■ REQUIRED WORK
Write out the following listing in full, exactly as it reads.

■ INFORMATION SUPPLIED
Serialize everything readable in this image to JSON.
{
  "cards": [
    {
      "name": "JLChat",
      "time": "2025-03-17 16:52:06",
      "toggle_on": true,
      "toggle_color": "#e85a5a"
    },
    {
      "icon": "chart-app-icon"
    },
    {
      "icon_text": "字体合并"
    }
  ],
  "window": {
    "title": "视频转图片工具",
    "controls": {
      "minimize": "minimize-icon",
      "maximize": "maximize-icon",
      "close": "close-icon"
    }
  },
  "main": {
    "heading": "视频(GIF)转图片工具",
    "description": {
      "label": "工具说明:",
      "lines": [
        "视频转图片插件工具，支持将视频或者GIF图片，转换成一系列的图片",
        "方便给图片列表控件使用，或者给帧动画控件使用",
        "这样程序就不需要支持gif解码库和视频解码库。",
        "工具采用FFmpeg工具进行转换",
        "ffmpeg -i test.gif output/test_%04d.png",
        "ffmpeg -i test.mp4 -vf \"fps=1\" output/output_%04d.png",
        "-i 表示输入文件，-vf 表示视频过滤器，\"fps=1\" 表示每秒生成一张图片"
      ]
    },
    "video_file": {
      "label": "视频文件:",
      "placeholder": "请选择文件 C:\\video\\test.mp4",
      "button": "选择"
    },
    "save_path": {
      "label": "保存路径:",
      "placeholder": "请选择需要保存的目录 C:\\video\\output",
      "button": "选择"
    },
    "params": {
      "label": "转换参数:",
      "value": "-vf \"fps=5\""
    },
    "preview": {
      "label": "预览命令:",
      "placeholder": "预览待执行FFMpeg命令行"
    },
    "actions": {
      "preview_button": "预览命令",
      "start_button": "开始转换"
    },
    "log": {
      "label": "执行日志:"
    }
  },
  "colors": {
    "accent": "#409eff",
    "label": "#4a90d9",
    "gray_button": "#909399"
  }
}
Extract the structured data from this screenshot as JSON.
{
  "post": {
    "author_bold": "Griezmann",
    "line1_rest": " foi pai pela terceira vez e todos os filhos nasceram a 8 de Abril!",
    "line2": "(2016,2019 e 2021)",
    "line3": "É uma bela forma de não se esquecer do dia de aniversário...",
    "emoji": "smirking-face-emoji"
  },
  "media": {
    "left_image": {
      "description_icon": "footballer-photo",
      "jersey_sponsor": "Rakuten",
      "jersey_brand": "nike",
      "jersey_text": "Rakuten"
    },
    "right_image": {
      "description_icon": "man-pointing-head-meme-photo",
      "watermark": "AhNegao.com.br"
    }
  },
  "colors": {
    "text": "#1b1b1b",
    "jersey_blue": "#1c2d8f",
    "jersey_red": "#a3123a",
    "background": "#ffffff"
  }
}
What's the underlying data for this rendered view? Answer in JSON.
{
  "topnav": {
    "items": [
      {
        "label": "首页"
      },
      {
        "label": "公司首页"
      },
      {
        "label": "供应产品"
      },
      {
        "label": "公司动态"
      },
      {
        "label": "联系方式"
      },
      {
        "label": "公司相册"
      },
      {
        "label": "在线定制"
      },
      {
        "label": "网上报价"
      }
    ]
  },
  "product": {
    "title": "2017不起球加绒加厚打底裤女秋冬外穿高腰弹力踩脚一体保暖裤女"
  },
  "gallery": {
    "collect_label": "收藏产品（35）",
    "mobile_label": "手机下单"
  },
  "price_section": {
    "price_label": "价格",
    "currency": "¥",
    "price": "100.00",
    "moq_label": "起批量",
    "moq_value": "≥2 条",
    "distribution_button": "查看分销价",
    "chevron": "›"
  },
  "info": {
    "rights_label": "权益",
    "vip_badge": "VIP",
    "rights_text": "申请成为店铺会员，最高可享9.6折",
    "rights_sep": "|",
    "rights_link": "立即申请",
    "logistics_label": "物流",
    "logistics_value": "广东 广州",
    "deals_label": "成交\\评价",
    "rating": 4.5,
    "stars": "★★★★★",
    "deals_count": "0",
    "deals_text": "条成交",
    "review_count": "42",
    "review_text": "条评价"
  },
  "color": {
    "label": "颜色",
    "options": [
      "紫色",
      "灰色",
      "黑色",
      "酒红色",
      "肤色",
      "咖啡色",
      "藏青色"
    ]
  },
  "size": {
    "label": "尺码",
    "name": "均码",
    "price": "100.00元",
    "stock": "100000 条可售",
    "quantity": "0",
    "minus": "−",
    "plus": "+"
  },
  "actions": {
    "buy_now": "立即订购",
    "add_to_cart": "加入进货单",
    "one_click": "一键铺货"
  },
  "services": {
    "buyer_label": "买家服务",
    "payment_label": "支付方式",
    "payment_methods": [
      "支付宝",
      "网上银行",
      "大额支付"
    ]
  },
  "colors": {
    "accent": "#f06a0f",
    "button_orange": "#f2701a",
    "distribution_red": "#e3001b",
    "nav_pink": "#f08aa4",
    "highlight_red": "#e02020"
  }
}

■ FINISHED EXERCISE
Serialize everything readable in this image to JSON.
{
  "cards": [
    {
      "name": "JLChat",
      "time": "2025-03-17 16:52:06",
      "toggle_on": true,
      "toggle_color": "#e85a5a"
    },
    {
      "icon": "chart-app-icon"
    },
    {
      "icon_text": "字体合并"
    }
  ],
  "window": {
    "title": "视频转图片工具",
    "controls": {
      "minimize": "minimize-icon",
      "maximize": "maximize-icon",
      "close": "close-icon"
    }
  },
  "main": {
    "heading": "视频(GIF)转图片工具",
    "description": {
      "label": "工具说明:",
      "lines": [
        "视频转图片插件工具，支持将视频或者GIF图片，转换成一系列的图片",
        "方便给图片列表控件使用，或者给帧动画控件使用",
        "这样程序就不需要支持gif解码库和视频解码库。",
        "工具采用FFmpeg工具进行转换",
        "ffmpeg -i test.gif output/test_%04d.png",
        "ffmpeg -i test.mp4 -vf \"fps=1\" output/output_%04d.png",
        "-i 表示输入文件，-vf 表示视频过滤器，\"fps=1\" 表示每秒生成一张图片"
      ]
    },
    "video_file": {
      "label": "视频文件:",
      "placeholder": "请选择文件 C:\\video\\test.mp4",
      "button": "选择"
    },
    "save_path": {
      "label": "保存路径:",
      "placeholder": "请选择需要保存的目录 C:\\video\\output",
      "button": "选择"
    },
    "params": {
      "label": "转换参数:",
      "value": "-vf \"fps=5\""
    },
    "preview": {
      "label": "预览命令:",
      "placeholder": "预览待执行FFMpeg命令行"
    },
    "actions": {
      "preview_button": "预览命令",
      "start_button": "开始转换"
    },
    "log": {
      "label": "执行日志:"
    }
  },
  "colors": {
    "accent": "#409eff",
    "label": "#4a90d9",
    "gray_button": "#909399"
  }
}
Extract the structured data from this screenshot as JSON.
{
  "post": {
    "author_bold": "Griezmann",
    "line1_rest": " foi pai pela terceira vez e todos os filhos nasceram a 8 de Abril!",
    "line2": "(2016,2019 e 2021)",
    "line3": "É uma bela forma de não se esquecer do dia de aniversário...",
    "emoji": "smirking-face-emoji"
  },
  "media": {
    "left_image": {
      "description_icon": "footballer-photo",
      "jersey_sponsor": "Rakuten",
      "jersey_brand": "nike",
      "jersey_text": "Rakuten"
    },
    "right_image": {
      "description_icon": "man-pointing-head-meme-photo",
      "watermark": "AhNegao.com.br"
    }
  },
  "colors": {
    "text": "#1b1b1b",
    "jersey_blue": "#1c2d8f",
    "jersey_red": "#a3123a",
    "background": "#ffffff"
  }
}
What's the underlying data for this rendered view? Answer in JSON.
{
  "topnav": {
    "items": [
      {
        "label": "首页"
      },
      {
        "label": "公司首页"
      },
      {
        "label": "供应产品"
      },
      {
        "label": "公司动态"
      },
      {
        "label": "联系方式"
      },
      {
        "label": "公司相册"
      },
      {
        "label": "在线定制"
      },
      {
        "label": "网上报价"
      }
    ]
  },
  "product": {
    "title": "2017不起球加绒加厚打底裤女秋冬外穿高腰弹力踩脚一体保暖裤女"
  },
  "gallery": {
    "collect_label": "收藏产品（35）",
    "mobile_label": "手机下单"
  },
  "price_section": {
    "price_label": "价格",
    "currency": "¥",
    "price": "100.00",
    "moq_label": "起批量",
    "moq_value": "≥2 条",
    "distribution_button": "查看分销价",
    "chevron": "›"
  },
  "info": {
    "rights_label": "权益",
    "vip_badge": "VIP",
    "rights_text": "申请成为店铺会员，最高可享9.6折",
    "rights_sep": "|",
    "rights_link": "立即申请",
    "logistics_label": "物流",
    "logistics_value": "广东 广州",
    "deals_label": "成交\\评价",
    "rating": 4.5,
    "stars": "★★★★★",
    "deals_count": "0",
    "deals_text": "条成交",
    "review_count": "42",
    "review_text": "条评价"
  },
  "color": {
    "label": "颜色",
    "options": [
      "紫色",
      "灰色",
      "黑色",
      "酒红色",
      "肤色",
      "咖啡色",
      "藏青色"
    ]
  },
  "size": {
    "label": "尺码",
    "name": "均码",
    "price": "100.00元",
    "stock": "100000 条可售",
    "quantity": "0",
    "minus": "−",
    "plus": "+"
  },
  "actions": {
    "buy_now": "立即订购",
    "add_to_cart": "加入进货单",
    "one_click": "一键铺货"
  },
  "services": {
    "buyer_label": "买家服务",
    "payment_label": "支付方式",
    "payment_methods": [
      "支付宝",
      "网上银行",
      "大额支付"
    ]
  },
  "colors": {
    "accent": "#f06a0f",
    "button_orange": "#f2701a",
    "distribution_red": "#e3001b",
    "nav_pink": "#f08aa4",
    "highlight_red": "#e02020"
  }
}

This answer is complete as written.